But wait - don't leave yet! There's a secret I want you to know about HR that was highlighted via this book. One of the early nuggets in the book is universally despised NBA great Isiah Thomas telling Simmons the "secret" of winning in basketball, which Tim Sackett captured from the book over at Fistful of Talent as follows:
Nice advice and easily transferred to any team environment. Isiah means you shouldn't worry about how many shots you get, how many points you score, etc. Sackett followed that quote by sharing his Secret to Great HR over at FOT:
"The secret is extraordinarily simple, it's all about a few close relationships. Depending on what type of organization you come from, it has to do with the relationship you have with those who are running operations. First, every organization has some type of operation - meaning every organization produces something - product, service, etc. Even in church, the pastor runs operations - sharing the gospel with people, for example."
Go read Tim's whole post at FOT, because it's a good one. I'm going to throw my own two cents into the conversation and tell you what I consider to be the Secret to Great HR. Here's my advice:
"Find a way to say yes."
Period. Next question.
Find a way to say yes - that's the secret to great HR. To build on Tim's thoughts, finding a way to say "yes" is how you develop relationships with the folks in operations. For years, many in operations have been scarred by less than satisfactory relationships with HR types. Ask enough questions, and you'll find that's because they're used to the "command and control" version of HR, one that specialized in saying no.
You want to be great HR? Find a way to say yes. Then watch how the operations folks start digging you.
To be clear, that doesn't mean you roll over on things that are harmful to the organization. Instead, it means you pick your battles, say yes outright to as many small things as you can and don't sweat the small stuff. Then, when the stakes are high and you need them to do "stuff" to make their solutions palatable, you say yes, then tell them the 1 or 2 things you need before you can agree with or implement their solution.

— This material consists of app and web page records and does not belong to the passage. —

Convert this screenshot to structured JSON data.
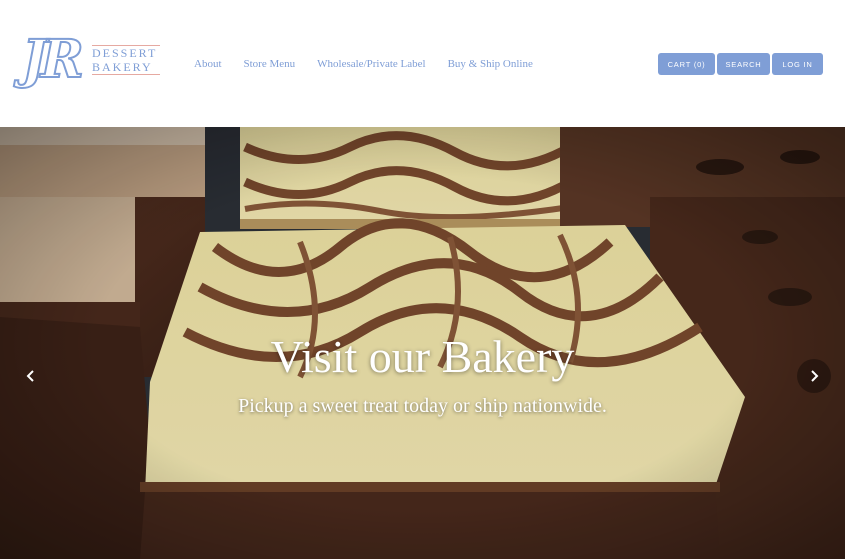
{
  "brand": {
    "mark": "JR",
    "line1": "DESSERT",
    "line2": "BAKERY",
    "accent_color": "#7f9ed6",
    "rule_color": "#e6a9a1"
  },
  "nav": {
    "items": [
      {
        "label": "About"
      },
      {
        "label": "Store Menu"
      },
      {
        "label": "Wholesale/Private Label"
      },
      {
        "label": "Buy & Ship Online"
      }
    ]
  },
  "actions": {
    "cart_label": "CART (0)",
    "search_label": "SEARCH",
    "login_label": "LOG IN",
    "button_color": "#7f9ed6"
  },
  "hero": {
    "title": "Visit our Bakery",
    "subtitle": "Pickup a sweet treat today or ship nationwide.",
    "prev_icon": "chevron-left-icon",
    "next_icon": "chevron-right-icon"
  }
}
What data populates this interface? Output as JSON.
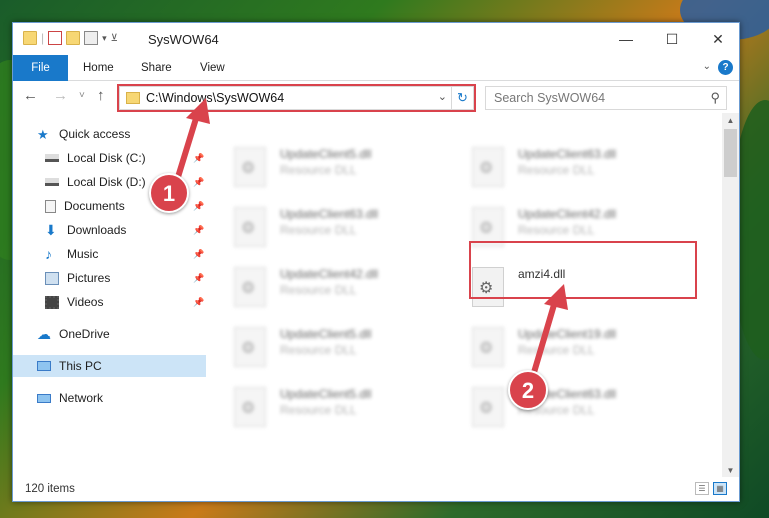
{
  "window": {
    "title": "SysWOW64",
    "controls": {
      "minimize": "—",
      "maximize": "☐",
      "close": "✕"
    }
  },
  "ribbon": {
    "tabs": [
      {
        "label": "File"
      },
      {
        "label": "Home"
      },
      {
        "label": "Share"
      },
      {
        "label": "View"
      }
    ],
    "help": "?"
  },
  "navigation": {
    "back": "←",
    "forward": "→",
    "recent": "˅",
    "up": "↑",
    "address": "C:\\Windows\\SysWOW64",
    "search_placeholder": "Search SysWOW64"
  },
  "sidebar": {
    "items": [
      {
        "label": "Quick access",
        "icon": "star-icon",
        "pinned": false
      },
      {
        "label": "Local Disk (C:)",
        "icon": "drive-icon",
        "pinned": true
      },
      {
        "label": "Local Disk (D:)",
        "icon": "drive-icon",
        "pinned": true
      },
      {
        "label": "Documents",
        "icon": "documents-icon",
        "pinned": true
      },
      {
        "label": "Downloads",
        "icon": "downloads-icon",
        "pinned": true
      },
      {
        "label": "Music",
        "icon": "music-icon",
        "pinned": true
      },
      {
        "label": "Pictures",
        "icon": "pictures-icon",
        "pinned": true
      },
      {
        "label": "Videos",
        "icon": "videos-icon",
        "pinned": true
      },
      {
        "label": "OneDrive",
        "icon": "cloud-icon",
        "pinned": false
      },
      {
        "label": "This PC",
        "icon": "computer-icon",
        "pinned": false,
        "selected": true
      },
      {
        "label": "Network",
        "icon": "network-icon",
        "pinned": false
      }
    ]
  },
  "files": [
    {
      "name": "UpdateClient5.dll",
      "type": "Resource DLL"
    },
    {
      "name": "UpdateClient63.dll",
      "type": "Resource DLL"
    },
    {
      "name": "UpdateClient63.dll",
      "type": "Resource DLL"
    },
    {
      "name": "UpdateClient42.dll",
      "type": "Resource DLL"
    },
    {
      "name": "UpdateClient42.dll",
      "type": "Resource DLL"
    },
    {
      "name": "amzi4.dll",
      "type": ""
    },
    {
      "name": "UpdateClient5.dll",
      "type": "Resource DLL"
    },
    {
      "name": "UpdateClient19.dll",
      "type": "Resource DLL"
    },
    {
      "name": "UpdateClient5.dll",
      "type": "Resource DLL"
    },
    {
      "name": "UpdateClient63.dll",
      "type": "Resource DLL"
    }
  ],
  "status": {
    "item_count": "120 items"
  },
  "annotations": {
    "step1": "1",
    "step2": "2",
    "color": "#d9434c"
  }
}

Because you say yes as much as you can, the ops folks hear you asking for 1 or 2 things before they get to do what they want, and guess what - they'll actually want to help do the right thing.
The secret to great HR - find a way to say yes.